In addition, nearly all of the additional features proposed by the site are predicated on partnerships for services that are ripe for user data exploitation. Providing them in a manner that is respectful of users data and privacy is the real challenge in this space.
That's more than enough to personally identify a user. Given the sensitive nation of your site, it's one thing to ask users to trust your motives, it's another one to expect them to trust google, etc...
"We want to help people with mental illness and social phobia to become more secure and connected, live a happier life."
I personally wouldn't sign up. Being weird isn't necessarily implying mental illness and social phobia. And the fact that you seem to use it as a euphemism doesn't sit well with me.
If I was looking for a site for people with mental health issues, I'd look for it directly and wouldn't mind if the site I was on used plain, clear language. Yes, some people will be offended. No, you can't please everyone.
Just my 2c for the creator of the site.
Congrats on being so proactive. :)
Just my 0.2 cents.
I'm probably a part of your target audience, and I don't have any problem with calling myself unusual. It feels a lot less loaded than "neurodiverse" or something of that ilk. And it's true.
I think being able to recognize that you're unusual and that it's not inherently bad to be unusual is a powerful thing for certain people.
I also like that this is a place besides reddit to talk about that stuff, because I feel awkward using my main account there to talk on certain health-related subreddits.

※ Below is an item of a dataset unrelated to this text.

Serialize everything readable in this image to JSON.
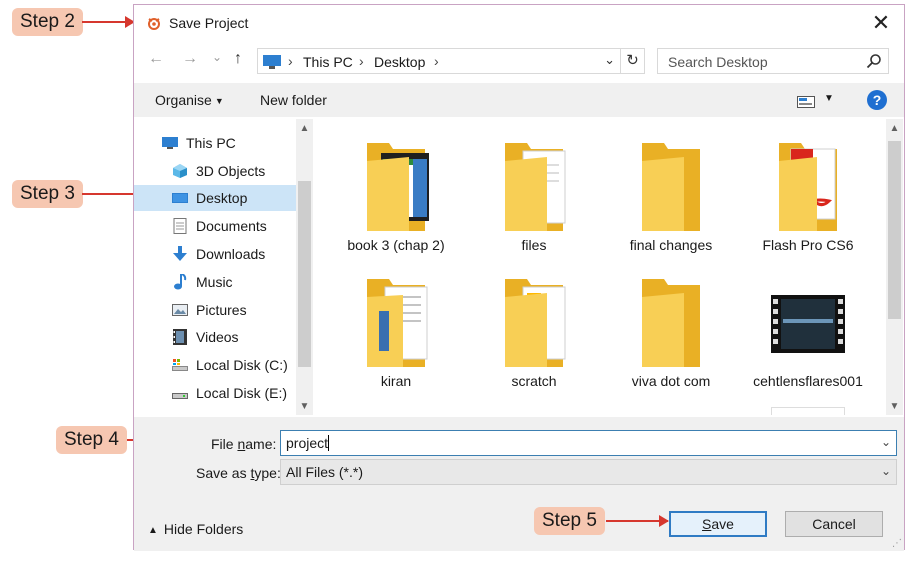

I'll probably sign up eventually. Best of luck.
People with mental health problems are not unusual. Caring for them and treating their issues as normal aspects of humanity is unusual.
I'm still going to create a group for hypersanity, but I just wanted to point out when I got the activation email identifying the site as being for people with "mental health problems," it seemed like the headline here may have been a little misleading.

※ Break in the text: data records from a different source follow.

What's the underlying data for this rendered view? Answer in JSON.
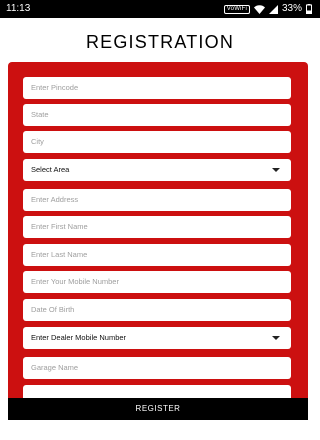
{
  "status_bar": {
    "time": "11:13",
    "vowifi": "VoWiFi",
    "battery": "33%"
  },
  "page": {
    "title": "REGISTRATION"
  },
  "form": {
    "pincode_placeholder": "Enter Pincode",
    "state_placeholder": "State",
    "city_placeholder": "City",
    "area_select": "Select Area",
    "address_placeholder": "Enter Address",
    "first_name_placeholder": "Enter First Name",
    "last_name_placeholder": "Enter Last Name",
    "mobile_placeholder": "Enter Your Mobile Number",
    "dob_placeholder": "Date Of Birth",
    "dealer_select": "Enter Dealer Mobile Number",
    "garage_placeholder": "Garage Name"
  },
  "actions": {
    "register_label": "REGISTER"
  }
}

The broken English and the weird "holy" part of the name alone give me the creeps. Not that I mind broken English as such (I'm not a native speaker myself), but the site doesn't show anything that points to the origin of its creator(s) (I'm guessing Eastern Europe or Northern Asia?) — it's all so abstract and feels off somehow.
Thanks for this, made my morning.
I’m not sure that is the best marketing line for a site for “unusual people.” The only thing unusual about mental illness is how common it actually is.
Still, A for effort. Love the idea overall.
ADHD, anxiety, and part of the big deal has been for me that I'm not unusual. There are lots of me. Safe space is very alluring - also agree that internet safety is KEY.
Typos and bad grammar?
I'm a product designer and If I can help you in some way, please reach me out. In the meantime, I'll share here some of my thoughts on what's done so far.